**ABOUT THIS TASK:**
Every line of the data below needs to be reproduced exactly.

Records from a dataset:

»»

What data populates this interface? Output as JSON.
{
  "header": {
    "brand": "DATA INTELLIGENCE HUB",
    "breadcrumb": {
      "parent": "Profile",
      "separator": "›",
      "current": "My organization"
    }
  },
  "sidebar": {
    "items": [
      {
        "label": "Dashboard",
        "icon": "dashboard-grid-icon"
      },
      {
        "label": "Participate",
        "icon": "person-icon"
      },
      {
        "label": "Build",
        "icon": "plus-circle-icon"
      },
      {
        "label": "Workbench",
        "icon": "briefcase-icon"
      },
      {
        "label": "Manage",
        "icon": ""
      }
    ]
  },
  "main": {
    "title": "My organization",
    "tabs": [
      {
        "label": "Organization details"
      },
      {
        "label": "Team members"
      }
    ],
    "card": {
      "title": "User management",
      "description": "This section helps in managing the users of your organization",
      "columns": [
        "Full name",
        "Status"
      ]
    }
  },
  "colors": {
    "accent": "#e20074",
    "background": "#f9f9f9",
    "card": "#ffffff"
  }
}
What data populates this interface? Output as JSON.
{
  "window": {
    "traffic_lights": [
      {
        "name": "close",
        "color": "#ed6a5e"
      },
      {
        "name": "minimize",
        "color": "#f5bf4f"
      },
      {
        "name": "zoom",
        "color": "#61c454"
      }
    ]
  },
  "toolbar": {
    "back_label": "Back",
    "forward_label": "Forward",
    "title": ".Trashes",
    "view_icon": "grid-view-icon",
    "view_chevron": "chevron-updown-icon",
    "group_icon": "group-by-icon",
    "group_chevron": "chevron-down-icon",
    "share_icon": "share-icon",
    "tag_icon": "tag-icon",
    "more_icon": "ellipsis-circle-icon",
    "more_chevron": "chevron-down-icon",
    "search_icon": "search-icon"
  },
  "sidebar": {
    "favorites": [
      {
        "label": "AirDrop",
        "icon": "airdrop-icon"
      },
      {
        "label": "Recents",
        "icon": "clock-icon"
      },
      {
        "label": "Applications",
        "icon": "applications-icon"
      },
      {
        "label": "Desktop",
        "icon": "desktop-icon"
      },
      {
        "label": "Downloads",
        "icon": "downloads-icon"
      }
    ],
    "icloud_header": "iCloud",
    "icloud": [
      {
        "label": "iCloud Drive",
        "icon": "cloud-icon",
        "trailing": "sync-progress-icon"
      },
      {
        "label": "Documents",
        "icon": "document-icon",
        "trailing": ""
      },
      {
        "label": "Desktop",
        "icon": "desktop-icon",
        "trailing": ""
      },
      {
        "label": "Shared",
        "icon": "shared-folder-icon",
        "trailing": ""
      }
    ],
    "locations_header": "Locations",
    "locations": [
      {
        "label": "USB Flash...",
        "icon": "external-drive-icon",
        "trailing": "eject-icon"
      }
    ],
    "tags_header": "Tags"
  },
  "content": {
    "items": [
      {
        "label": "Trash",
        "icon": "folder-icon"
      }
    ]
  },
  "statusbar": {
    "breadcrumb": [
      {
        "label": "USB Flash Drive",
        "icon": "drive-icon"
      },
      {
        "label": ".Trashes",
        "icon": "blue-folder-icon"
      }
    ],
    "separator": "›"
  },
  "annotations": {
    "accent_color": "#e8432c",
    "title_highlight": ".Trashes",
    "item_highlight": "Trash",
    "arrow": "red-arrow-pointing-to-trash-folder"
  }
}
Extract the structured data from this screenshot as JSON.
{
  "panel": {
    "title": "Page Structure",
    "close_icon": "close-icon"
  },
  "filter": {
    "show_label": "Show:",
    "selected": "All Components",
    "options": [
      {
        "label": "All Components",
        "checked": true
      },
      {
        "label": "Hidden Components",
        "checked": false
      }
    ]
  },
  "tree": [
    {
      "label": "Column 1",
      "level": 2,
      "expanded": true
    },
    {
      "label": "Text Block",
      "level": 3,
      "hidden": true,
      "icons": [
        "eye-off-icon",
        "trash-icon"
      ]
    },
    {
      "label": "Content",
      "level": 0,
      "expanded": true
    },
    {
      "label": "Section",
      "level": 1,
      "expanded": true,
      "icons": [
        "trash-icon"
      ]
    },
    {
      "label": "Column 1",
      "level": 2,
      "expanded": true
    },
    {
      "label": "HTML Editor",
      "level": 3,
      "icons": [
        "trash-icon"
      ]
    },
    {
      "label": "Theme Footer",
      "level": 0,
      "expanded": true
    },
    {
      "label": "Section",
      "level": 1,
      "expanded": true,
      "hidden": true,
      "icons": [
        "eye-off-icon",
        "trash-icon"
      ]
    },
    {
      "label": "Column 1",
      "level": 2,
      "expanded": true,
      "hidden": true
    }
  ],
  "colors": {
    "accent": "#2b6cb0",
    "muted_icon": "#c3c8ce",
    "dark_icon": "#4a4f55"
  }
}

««

**WRITTEN RESPONSE:**
What data populates this interface? Output as JSON.
{
  "header": {
    "brand": "DATA INTELLIGENCE HUB",
    "breadcrumb": {
      "parent": "Profile",
      "separator": "›",
      "current": "My organization"
    }
  },
  "sidebar": {
    "items": [
      {
        "label": "Dashboard",
        "icon": "dashboard-grid-icon"
      },
      {
        "label": "Participate",
        "icon": "person-icon"
      },
      {
        "label": "Build",
        "icon": "plus-circle-icon"
      },
      {
        "label": "Workbench",
        "icon": "briefcase-icon"
      },
      {
        "label": "Manage",
        "icon": ""
      }
    ]
  },
  "main": {
    "title": "My organization",
    "tabs": [
      {
        "label": "Organization details"
      },
      {
        "label": "Team members"
      }
    ],
    "card": {
      "title": "User management",
      "description": "This section helps in managing the users of your organization",
      "columns": [
        "Full name",
        "Status"
      ]
    }
  },
  "colors": {
    "accent": "#e20074",
    "background": "#f9f9f9",
    "card": "#ffffff"
  }
}
What data populates this interface? Output as JSON.
{
  "window": {
    "traffic_lights": [
      {
        "name": "close",
        "color": "#ed6a5e"
      },
      {
        "name": "minimize",
        "color": "#f5bf4f"
      },
      {
        "name": "zoom",
        "color": "#61c454"
      }
    ]
  },
  "toolbar": {
    "back_label": "Back",
    "forward_label": "Forward",
    "title": ".Trashes",
    "view_icon": "grid-view-icon",
    "view_chevron": "chevron-updown-icon",
    "group_icon": "group-by-icon",
    "group_chevron": "chevron-down-icon",
    "share_icon": "share-icon",
    "tag_icon": "tag-icon",
    "more_icon": "ellipsis-circle-icon",
    "more_chevron": "chevron-down-icon",
    "search_icon": "search-icon"
  },
  "sidebar": {
    "favorites": [
      {
        "label": "AirDrop",
        "icon": "airdrop-icon"
      },
      {
        "label": "Recents",
        "icon": "clock-icon"
      },
      {
        "label": "Applications",
        "icon": "applications-icon"
      },
      {
        "label": "Desktop",
        "icon": "desktop-icon"
      },
      {
        "label": "Downloads",
        "icon": "downloads-icon"
      }
    ],
    "icloud_header": "iCloud",
    "icloud": [
      {
        "label": "iCloud Drive",
        "icon": "cloud-icon",
        "trailing": "sync-progress-icon"
      },
      {
        "label": "Documents",
        "icon": "document-icon",
        "trailing": ""
      },
      {
        "label": "Desktop",
        "icon": "desktop-icon",
        "trailing": ""
      },
      {
        "label": "Shared",
        "icon": "shared-folder-icon",
        "trailing": ""
      }
    ],
    "locations_header": "Locations",
    "locations": [
      {
        "label": "USB Flash...",
        "icon": "external-drive-icon",
        "trailing": "eject-icon"
      }
    ],
    "tags_header": "Tags"
  },
  "content": {
    "items": [
      {
        "label": "Trash",
        "icon": "folder-icon"
      }
    ]
  },
  "statusbar": {
    "breadcrumb": [
      {
        "label": "USB Flash Drive",
        "icon": "drive-icon"
      },
      {
        "label": ".Trashes",
        "icon": "blue-folder-icon"
      }
    ],
    "separator": "›"
  },
  "annotations": {
    "accent_color": "#e8432c",
    "title_highlight": ".Trashes",
    "item_highlight": "Trash",
    "arrow": "red-arrow-pointing-to-trash-folder"
  }
}
Extract the structured data from this screenshot as JSON.
{
  "panel": {
    "title": "Page Structure",
    "close_icon": "close-icon"
  },
  "filter": {
    "show_label": "Show:",
    "selected": "All Components",
    "options": [
      {
        "label": "All Components",
        "checked": true
      },
      {
        "label": "Hidden Components",
        "checked": false
      }
    ]
  },
  "tree": [
    {
      "label": "Column 1",
      "level": 2,
      "expanded": true
    },
    {
      "label": "Text Block",
      "level": 3,
      "hidden": true,
      "icons": [
        "eye-off-icon",
        "trash-icon"
      ]
    },
    {
      "label": "Content",
      "level": 0,
      "expanded": true
    },
    {
      "label": "Section",
      "level": 1,
      "expanded": true,
      "icons": [
        "trash-icon"
      ]
    },
    {
      "label": "Column 1",
      "level": 2,
      "expanded": true
    },
    {
      "label": "HTML Editor",
      "level": 3,
      "icons": [
        "trash-icon"
      ]
    },
    {
      "label": "Theme Footer",
      "level": 0,
      "expanded": true
    },
    {
      "label": "Section",
      "level": 1,
      "expanded": true,
      "hidden": true,
      "icons": [
        "eye-off-icon",
        "trash-icon"
      ]
    },
    {
      "label": "Column 1",
      "level": 2,
      "expanded": true,
      "hidden": true
    }
  ],
  "colors": {
    "accent": "#2b6cb0",
    "muted_icon": "#c3c8ce",
    "dark_icon": "#4a4f55"
  }
}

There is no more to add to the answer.